##### Dataset records

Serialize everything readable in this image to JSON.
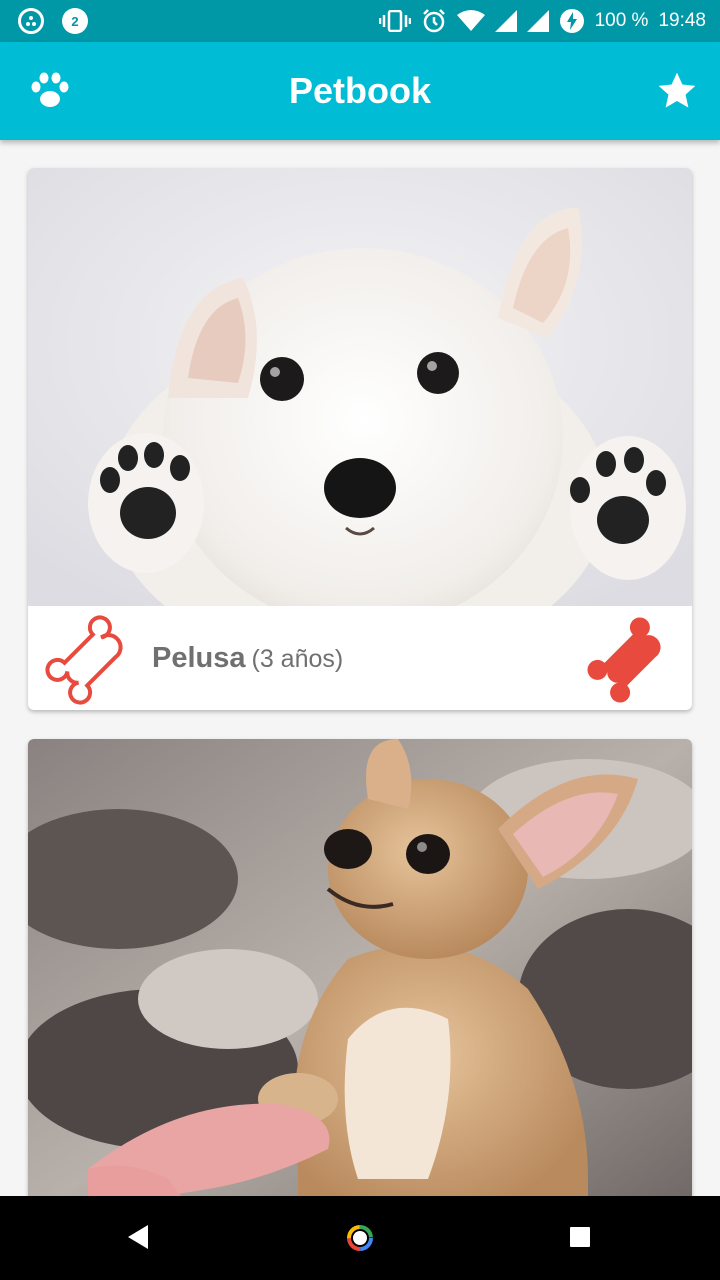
{
  "status_bar": {
    "notification_count": "2",
    "battery": "100 %",
    "time": "19:48",
    "icons": [
      "sync-icon",
      "notification-badge-icon",
      "vibrate-icon",
      "alarm-icon",
      "wifi-icon",
      "signal-icon",
      "signal-icon",
      "battery-charging-icon"
    ]
  },
  "app_bar": {
    "title": "Petbook",
    "left_icon": "paw-icon",
    "right_icon": "star-icon",
    "color": "#00bcd4",
    "status_color": "#0097a7"
  },
  "pets": [
    {
      "name": "Pelusa",
      "age": "(3 años)",
      "photo": "white puppy",
      "like_icon": "bone-outline-icon",
      "rate_icon": "bone-filled-icon"
    },
    {
      "photo": "chihuahua"
    }
  ],
  "accent_color": "#e84a3e",
  "nav_bar": {
    "icons": [
      "back-icon",
      "home-icon",
      "recents-icon"
    ]
  }
}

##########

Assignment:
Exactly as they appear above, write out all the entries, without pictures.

Result of the task:
Serialize everything readable in this image to JSON.
{
  "status_bar": {
    "notification_count": "2",
    "battery": "100 %",
    "time": "19:48",
    "icons": [
      "sync-icon",
      "notification-badge-icon",
      "vibrate-icon",
      "alarm-icon",
      "wifi-icon",
      "signal-icon",
      "signal-icon",
      "battery-charging-icon"
    ]
  },
  "app_bar": {
    "title": "Petbook",
    "left_icon": "paw-icon",
    "right_icon": "star-icon",
    "color": "#00bcd4",
    "status_color": "#0097a7"
  },
  "pets": [
    {
      "name": "Pelusa",
      "age": "(3 años)",
      "photo": "white puppy",
      "like_icon": "bone-outline-icon",
      "rate_icon": "bone-filled-icon"
    },
    {
      "photo": "chihuahua"
    }
  ],
  "accent_color": "#e84a3e",
  "nav_bar": {
    "icons": [
      "back-icon",
      "home-icon",
      "recents-icon"
    ]
  }
}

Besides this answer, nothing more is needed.